The purpose of protecting your precepts in this way is to ferret out and question the views you’re attached to. Are they really worthy of attachment, especially if they get you to end up doing something really unskillful? You decide you’re going to protect this person by killing that person, but what are the consequences down the line? Those things begin to snowball. You set a bad example for others. You set a bad example for yourself. But if you make sure that your actions don’t break the precepts and you’re not getting anybody else to break the precepts, you’ve covered what you are responsible for and what you can know. You’ve set an honorable example, and you haven’t let high-sounding abstractions get in the way.

So these are two of the important reflections that the precepts force on you if you take them really seriously. One, are there other ways you could behave so that you don’t have to lose what you value and at the same time you don’t break a precept? As in the case of small animals, pests in the house, this requires you to be a lot more careful about how clean you keep things, how you design your house if you have the option of building a new house. It requires you to think like an ant, to watch the behavior of ants, and that’s a good exercise in putting yourself in other people’s shoes. In Thailand, they’ve perfected ways of making sure, with moats and other things, that ants don’t invade the monks’ huts. It takes a little extra time, a little extra care, but it’s time and care well spent—because you’re thinking about your actions, you’re thinking about their consequences, so you’re more careful.

And then there’s the second reflection: You learn to question some of the notions to which you hold very strongly that would act as excuses for breaking the precepts. You learn to see how some very noble-sounding ideals are actually a cover-up for unskillful behavior.

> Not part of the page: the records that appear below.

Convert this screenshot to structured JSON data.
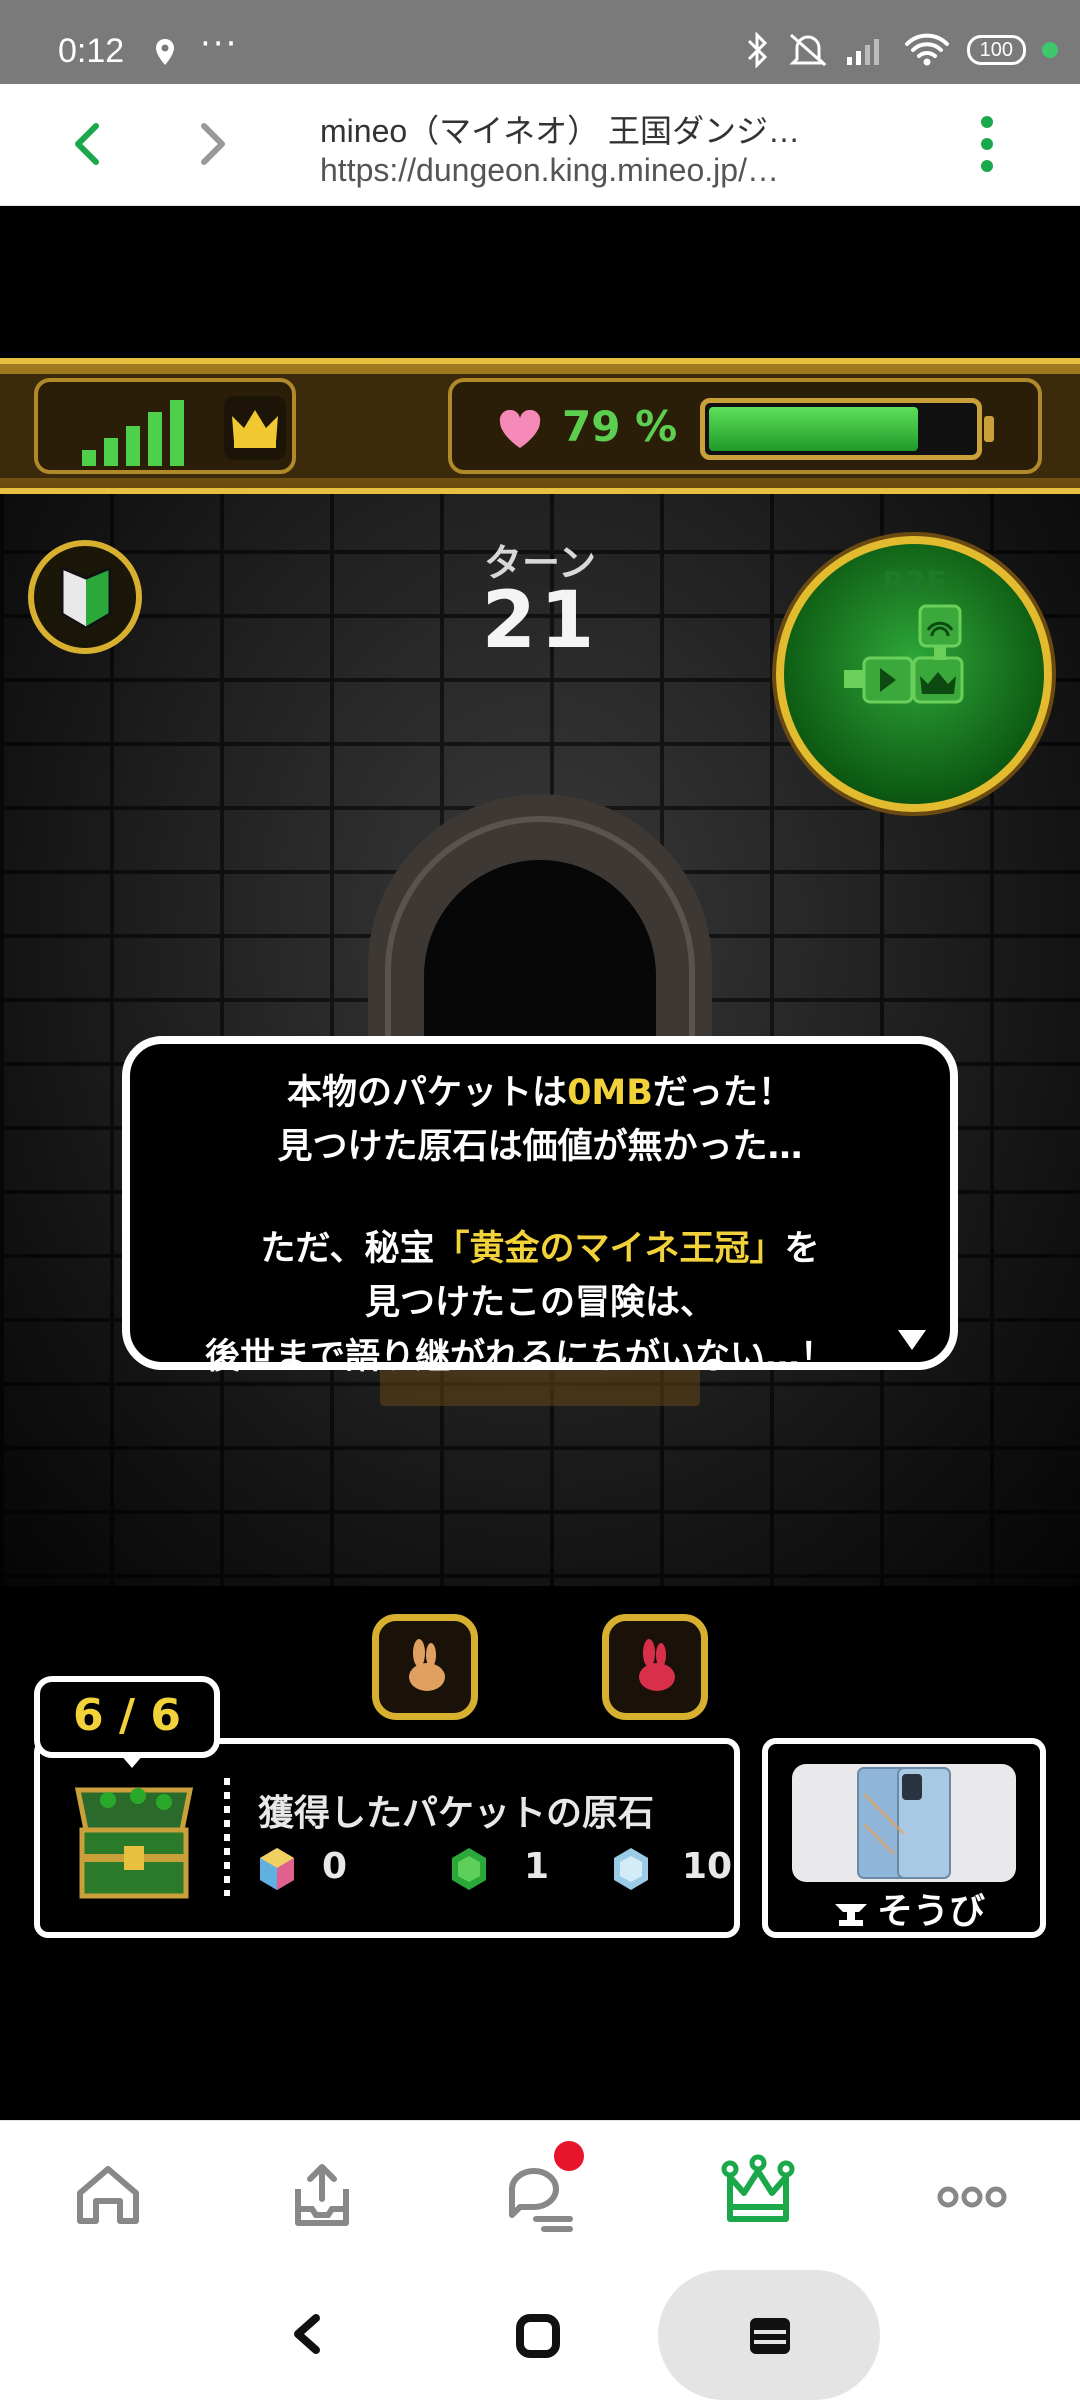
{
  "status_bar": {
    "time": "0:12",
    "dots": "···",
    "battery": "100"
  },
  "browser": {
    "title": "mineo（マイネオ） 王国ダンジ…",
    "url": "https://dungeon.king.mineo.jp/…"
  },
  "hud": {
    "life_percent_label": "79 %",
    "life_fraction": 0.79,
    "signal_bars": 5
  },
  "turn": {
    "label": "ターン",
    "number": "21"
  },
  "minimap": {
    "floor": "B2F"
  },
  "dialog": {
    "line1_pre": "本物のパケットは",
    "line1_hl": "0MB",
    "line1_post": "だった！",
    "line2": "見つけた原石は価値が無かった…",
    "line3_pre": "ただ、秘宝",
    "line3_hl": "「黄金のマイネ王冠」",
    "line3_post": "を",
    "line4": "見つけたこの冒険は、",
    "line5": "後世まで語り継がれるにちがいない…！"
  },
  "loot": {
    "counter": "6 / 6",
    "title": "獲得したパケットの原石",
    "gems": [
      {
        "name": "rainbow-gem",
        "count": "0"
      },
      {
        "name": "green-gem",
        "count": "1"
      },
      {
        "name": "blue-gem",
        "count": "10"
      }
    ]
  },
  "equip": {
    "label": "そうび"
  },
  "colors": {
    "accent_green": "#1aa84a",
    "gold": "#d8b030",
    "highlight_yellow": "#f2d23a",
    "notification_red": "#e8142a"
  }
}
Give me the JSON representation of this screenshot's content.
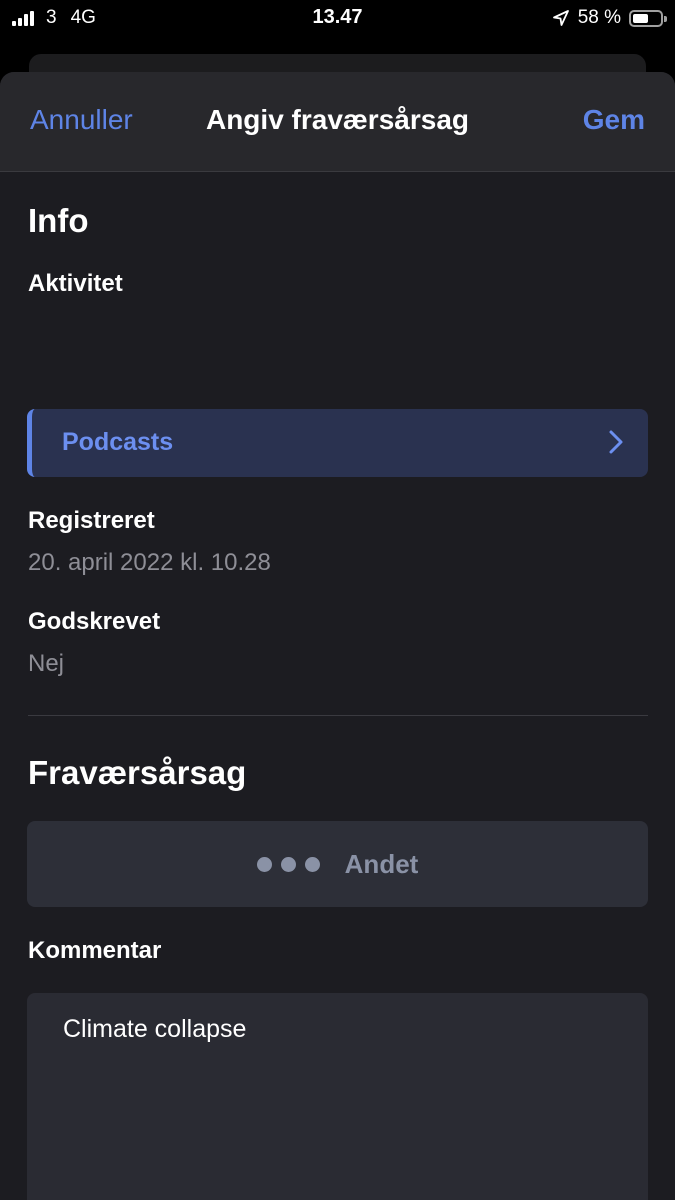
{
  "status_bar": {
    "carrier": "3",
    "network": "4G",
    "time": "13.47",
    "battery_percent": "58 %",
    "battery_level": 0.58,
    "signal_bars": 4
  },
  "nav": {
    "cancel_label": "Annuller",
    "title": "Angiv fraværsårsag",
    "save_label": "Gem"
  },
  "info": {
    "section_title": "Info",
    "activity_label": "Aktivitet",
    "activity_value": "Podcasts",
    "registered_label": "Registreret",
    "registered_value": "20. april 2022 kl. 10.28",
    "approved_label": "Godskrevet",
    "approved_value": "Nej"
  },
  "reason": {
    "section_title": "Fraværsårsag",
    "selected_label": "Andet",
    "icon": "ellipsis-icon"
  },
  "comment": {
    "label": "Kommentar",
    "value": "Climate collapse"
  },
  "colors": {
    "accent": "#5e84e6",
    "sheet_background": "#1c1c21",
    "nav_background": "#28282c",
    "activity_background": "#2a3250",
    "muted_text": "#8e8e96"
  }
}
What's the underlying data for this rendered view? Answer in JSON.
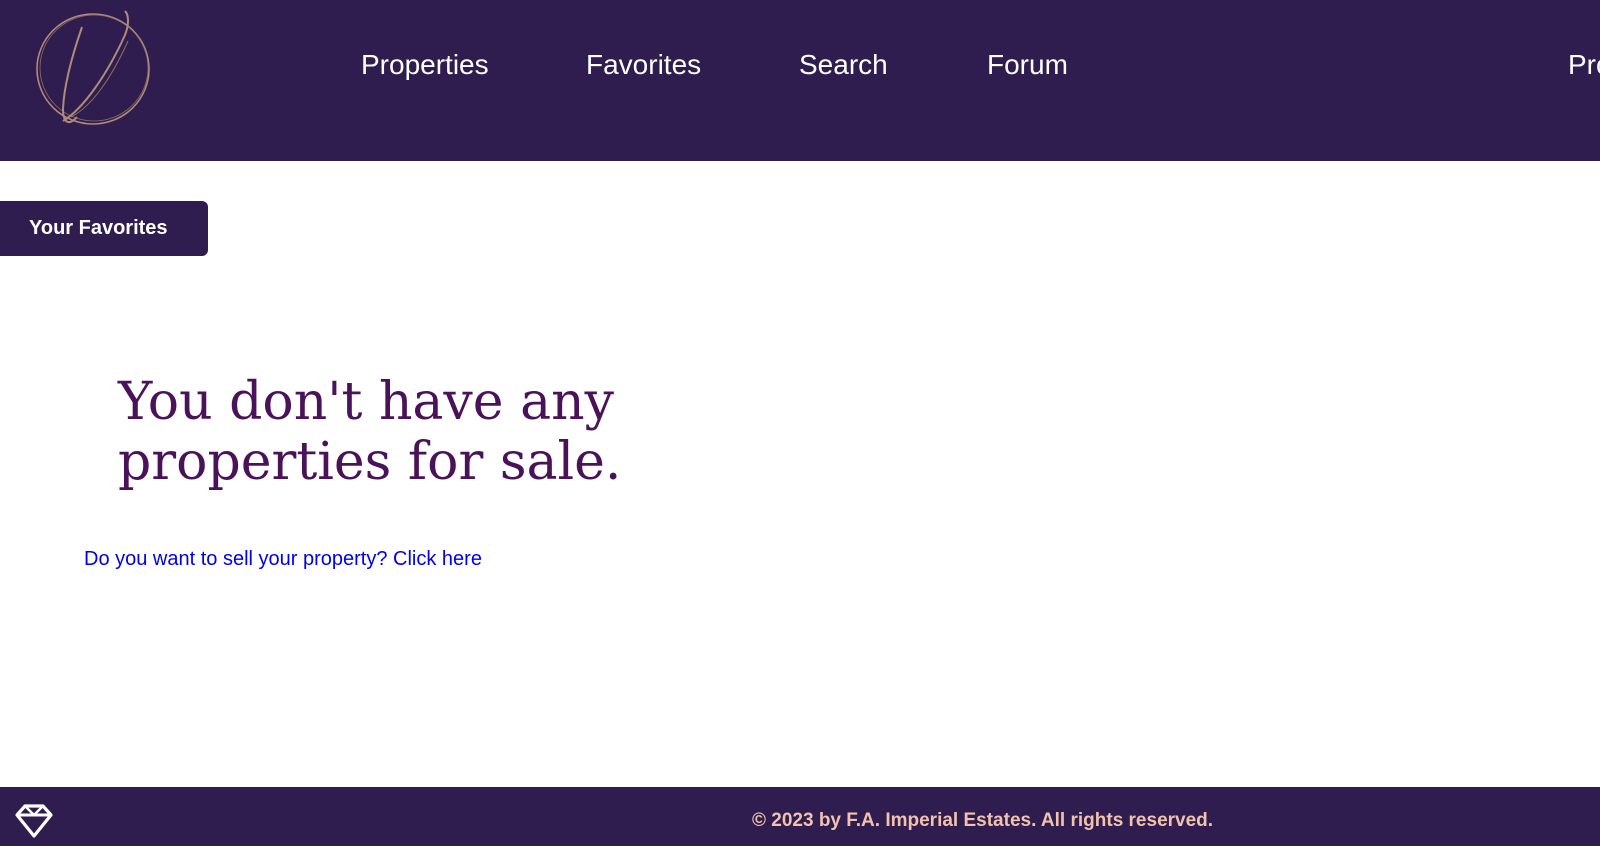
{
  "header": {
    "nav": {
      "properties": "Properties",
      "favorites": "Favorites",
      "search": "Search",
      "forum": "Forum",
      "profile": "Pro"
    },
    "logo_icon": "script-letter-logo-icon"
  },
  "main": {
    "favorites_button_label": "Your Favorites",
    "empty_heading": "You don't have any properties for sale.",
    "sell_link": "Do you want to sell your property? Click here"
  },
  "footer": {
    "icon": "diamond-icon",
    "copyright": "© 2023 by F.A. Imperial Estates. All rights reserved."
  },
  "colors": {
    "brand_purple": "#2f1d4f",
    "heading_purple": "#4a1258",
    "link_blue": "#0000ee",
    "footer_text": "#f2c2ae",
    "logo_gold": "#b08a7a"
  }
}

This is why holding to the precepts across the board is a really important training for the mind. You become alert. You become more mindful, more sensitive to things, and that’s pretty deep—a lot deeper than throwing abstractions around. It takes a certain amount of humility to submit yourself to a precept like this, to say, “I’m going to put my preconceived notions on hold and see what it’s like to really try to live by the precepts.”

This falls in line with another principle of the forest tradition, which is what Ajaan Mun—following the Buddha—called practicing the Dhamma in line with the Dhamma. In other words, you adjust yourself, your attitudes, and your actions to fit in with the Dhamma, not the other way around. All too many of us say, “Well, let’s change the Dhamma here, change the Dhamma there; after all, we’re Westerners, we need a Western Dhamma”—that kind of attitude. How about putting that attitude aside, to say, “What would it be like if I really did train by these things, if I gave them more respect than I give to my own opinions?” It’s only then that you learn to detect things in yourself that otherwise you wouldn’t see.

So this reflection on the precepts is good for your mindfulness—and as a result, it’s going to be good for your concentration. It’s also a good exercise in discernment, to expose corners of your mind that otherwise stay hidden, and to uproot some really firmly entrenched ideas that would otherwise keep you suffering for a long time.